I found Graham White's article on Reno for Gearheads very
interesting. I am involved in PROJECT NORTH STAR which is
a restoration of a DC-4M (M for Merlin) airplane built by
Canadair under licence from Douglas after WWii for the RCAF
as a transport plane. As Merlin Crew chief my interest is
very great in the modifications to the 622 Merlins of which
the North Star has four (instead of radial engines).
North Stars were built in the late '40s for
Trans Canada Airlines, Canadian Pacific Airlines and British
Overseas Airways Corporation (the Bits called them "Argonauts")
as passenger airplanes, and for the RCAF as Transports. Of
course, they were very noisy with the Merlin engines, TCA
and BOAC fitted their planes wiyh crossover exhausts which
reduced exhaust noise somewhat.
In the 'Engine Modifications' section under
DAGO RED, mention is made of using the Merlin 622 which is

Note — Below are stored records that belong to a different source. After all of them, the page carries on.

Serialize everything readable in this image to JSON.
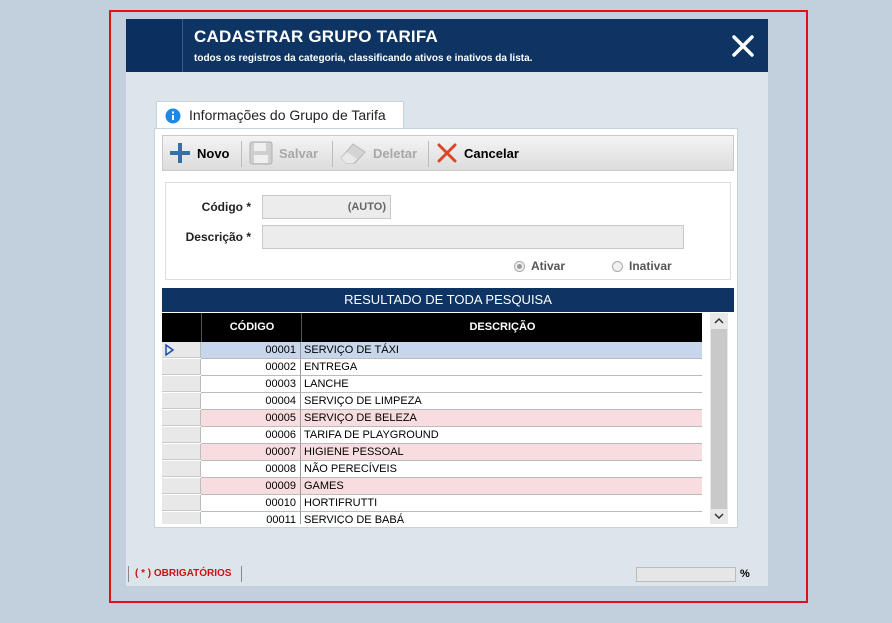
{
  "header": {
    "title": "CADASTRAR GRUPO TARIFA",
    "subtitle": "todos os registros da categoria, classificando ativos e inativos da lista."
  },
  "tab": {
    "label": "Informações do Grupo de Tarifa"
  },
  "toolbar": {
    "novo": "Novo",
    "salvar": "Salvar",
    "deletar": "Deletar",
    "cancelar": "Cancelar"
  },
  "form": {
    "codigo_label": "Código *",
    "codigo_value": "(AUTO)",
    "descricao_label": "Descrição *",
    "descricao_value": "",
    "ativar_label": "Ativar",
    "inativar_label": "Inativar",
    "status_selected": "Ativar"
  },
  "results": {
    "title": "RESULTADO DE TODA PESQUISA",
    "columns": [
      "CÓDIGO",
      "DESCRIÇÃO"
    ],
    "rows": [
      {
        "codigo": "00001",
        "descricao": "SERVIÇO DE TÁXI",
        "state": "selected"
      },
      {
        "codigo": "00002",
        "descricao": "ENTREGA",
        "state": "normal"
      },
      {
        "codigo": "00003",
        "descricao": "LANCHE",
        "state": "normal"
      },
      {
        "codigo": "00004",
        "descricao": "SERVIÇO DE LIMPEZA",
        "state": "normal"
      },
      {
        "codigo": "00005",
        "descricao": "SERVIÇO DE BELEZA",
        "state": "inactive"
      },
      {
        "codigo": "00006",
        "descricao": "TARIFA DE PLAYGROUND",
        "state": "normal"
      },
      {
        "codigo": "00007",
        "descricao": "HIGIENE PESSOAL",
        "state": "inactive"
      },
      {
        "codigo": "00008",
        "descricao": "NÃO PERECÍVEIS",
        "state": "normal"
      },
      {
        "codigo": "00009",
        "descricao": "GAMES",
        "state": "inactive"
      },
      {
        "codigo": "00010",
        "descricao": "HORTIFRUTTI",
        "state": "normal"
      },
      {
        "codigo": "00011",
        "descricao": "SERVIÇO DE BABÁ",
        "state": "normal"
      }
    ]
  },
  "footer": {
    "required_note": "( * ) OBRIGATÓRIOS",
    "percent_sign": "%"
  },
  "colors": {
    "header_bg": "#0d3463",
    "selected_row": "#c8d6ec",
    "inactive_row": "#f8dde0",
    "required_text": "#d01010",
    "frame_border": "#e0101a"
  }
}
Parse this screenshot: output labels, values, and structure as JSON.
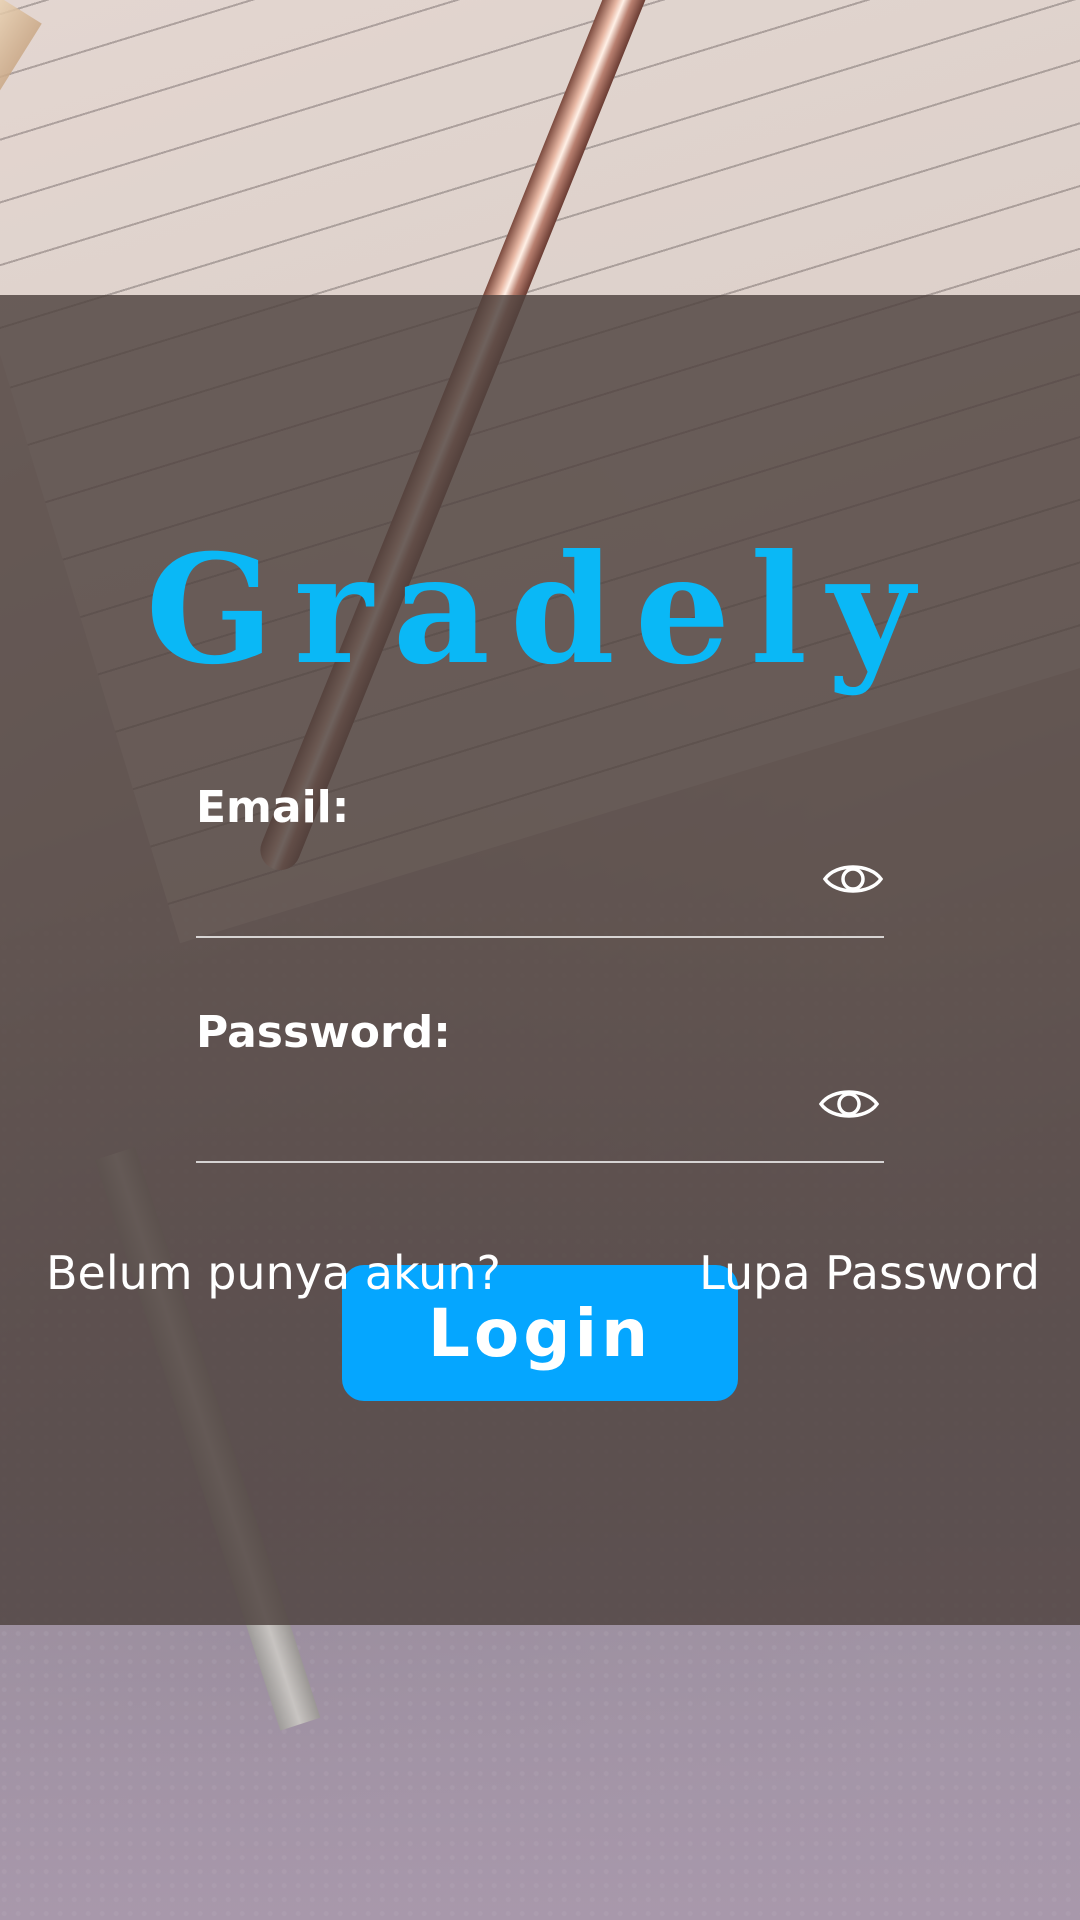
{
  "app": {
    "logo_text": "Gradely"
  },
  "form": {
    "email_label": "Email:",
    "email_value": "",
    "password_label": "Password:",
    "password_value": "",
    "login_label": "Login"
  },
  "footer": {
    "register_link": "Belum punya akun?",
    "forgot_link": "Lupa Password"
  },
  "colors": {
    "logo": "#0ab8f6",
    "button": "#05a6ff",
    "overlay": "#4e423e"
  },
  "icons": {
    "email_toggle": "eye-icon",
    "password_toggle": "eye-icon"
  }
}
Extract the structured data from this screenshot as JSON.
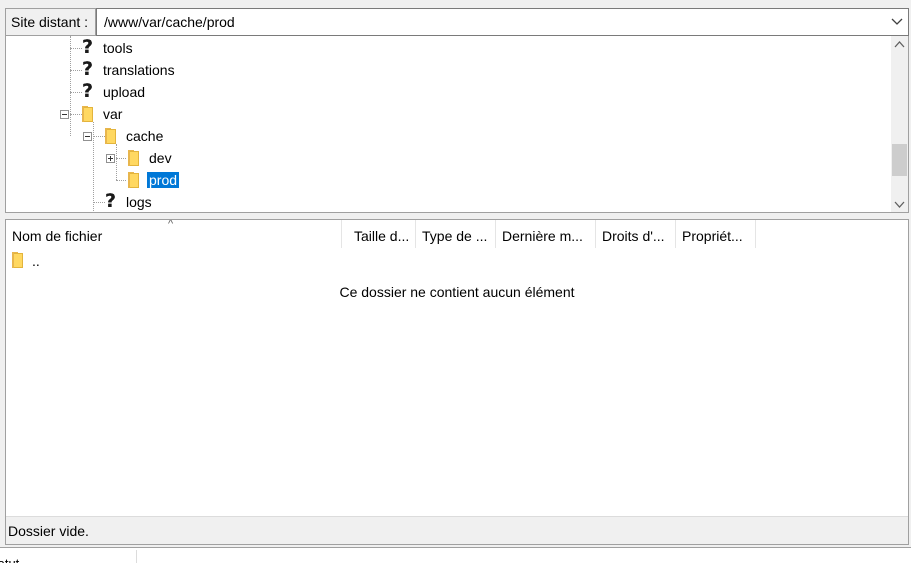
{
  "address_bar": {
    "label": "Site distant :",
    "path": "/www/var/cache/prod",
    "dropdown_icon": "chevron-down-icon"
  },
  "tree": {
    "items": [
      {
        "label": "tools",
        "icon": "question-icon",
        "selected": false
      },
      {
        "label": "translations",
        "icon": "question-icon",
        "selected": false
      },
      {
        "label": "upload",
        "icon": "question-icon",
        "selected": false
      },
      {
        "label": "var",
        "icon": "folder-icon",
        "selected": false,
        "expanded": true
      },
      {
        "label": "cache",
        "icon": "folder-icon",
        "selected": false,
        "expanded": true
      },
      {
        "label": "dev",
        "icon": "folder-icon",
        "selected": false,
        "expanded": false
      },
      {
        "label": "prod",
        "icon": "folder-icon",
        "selected": true
      },
      {
        "label": "logs",
        "icon": "question-icon",
        "selected": false
      }
    ],
    "selection_color": "#0078d7"
  },
  "file_list": {
    "columns": [
      "Nom de fichier",
      "Taille d...",
      "Type de ...",
      "Dernière m...",
      "Droits d'...",
      "Propriét..."
    ],
    "parent_entry": "..",
    "empty_message": "Ce dossier ne contient aucun élément",
    "status": "Dossier vide."
  },
  "bottom_bar": {
    "label": "tatut"
  }
}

the 'transport engine' used by the NORTH STARS. In our project
we have 4 of these 622s to work on. Being a museum artifact,
this airplane will not fly again, but we are hopeful of getting
at least one engine in 'ground running' condition. Our dream
is to get all four engines in running shape, our luck in this
regard will depend on costs and our ability to raise the necessary
funds for replacement parts. The airplane flew into Rockliff
Airport in Ottawa in 1966 and has spent nearly 40 years in
the Great Canadian Outdoors as a bird haven! The airplane
was recently rolled into the new starage hangar where we can
work on it in shirtsleeves.
Indeed the 622 Merlins gave reliable sevice
as it enabled three airlines to initiate overseas services
in the postwar period and an air force to provide airlift
during the Korean war between Seattle and Japan. These Merlin
engines performed well, none of these airplanes had serious
problems due to engine failures, although occasionally one
would quit with the trip being completed on 3 engines or returned
to point of embarkation.
The 'Reno' article provided good insight into
Merlin engines and what could be done to greatly increase
their performance for the racing circuit.
Project North Star
Canada Aviation Museum, Ottawa, Canada